◆ TRY IT:
Print out every record below, exactly as written.

◆ GIVEN RECORDS:
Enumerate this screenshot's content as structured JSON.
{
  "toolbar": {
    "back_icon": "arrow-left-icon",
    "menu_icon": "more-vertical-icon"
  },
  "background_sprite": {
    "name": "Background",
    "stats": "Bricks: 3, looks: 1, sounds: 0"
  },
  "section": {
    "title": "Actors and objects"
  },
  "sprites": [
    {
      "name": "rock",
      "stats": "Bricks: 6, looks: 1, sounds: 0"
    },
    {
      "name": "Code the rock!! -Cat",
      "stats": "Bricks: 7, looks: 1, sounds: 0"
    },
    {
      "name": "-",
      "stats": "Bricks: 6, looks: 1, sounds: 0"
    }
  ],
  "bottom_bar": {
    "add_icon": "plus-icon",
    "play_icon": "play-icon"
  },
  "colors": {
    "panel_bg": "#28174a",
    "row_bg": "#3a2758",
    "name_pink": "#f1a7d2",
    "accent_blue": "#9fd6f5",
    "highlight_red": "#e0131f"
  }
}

◆ REPLY:
Enumerate this screenshot's content as structured JSON.
{
  "toolbar": {
    "back_icon": "arrow-left-icon",
    "menu_icon": "more-vertical-icon"
  },
  "background_sprite": {
    "name": "Background",
    "stats": "Bricks: 3, looks: 1, sounds: 0"
  },
  "section": {
    "title": "Actors and objects"
  },
  "sprites": [
    {
      "name": "rock",
      "stats": "Bricks: 6, looks: 1, sounds: 0"
    },
    {
      "name": "Code the rock!! -Cat",
      "stats": "Bricks: 7, looks: 1, sounds: 0"
    },
    {
      "name": "-",
      "stats": "Bricks: 6, looks: 1, sounds: 0"
    }
  ],
  "bottom_bar": {
    "add_icon": "plus-icon",
    "play_icon": "play-icon"
  },
  "colors": {
    "panel_bg": "#28174a",
    "row_bg": "#3a2758",
    "name_pink": "#f1a7d2",
    "accent_blue": "#9fd6f5",
    "highlight_red": "#e0131f"
  }
}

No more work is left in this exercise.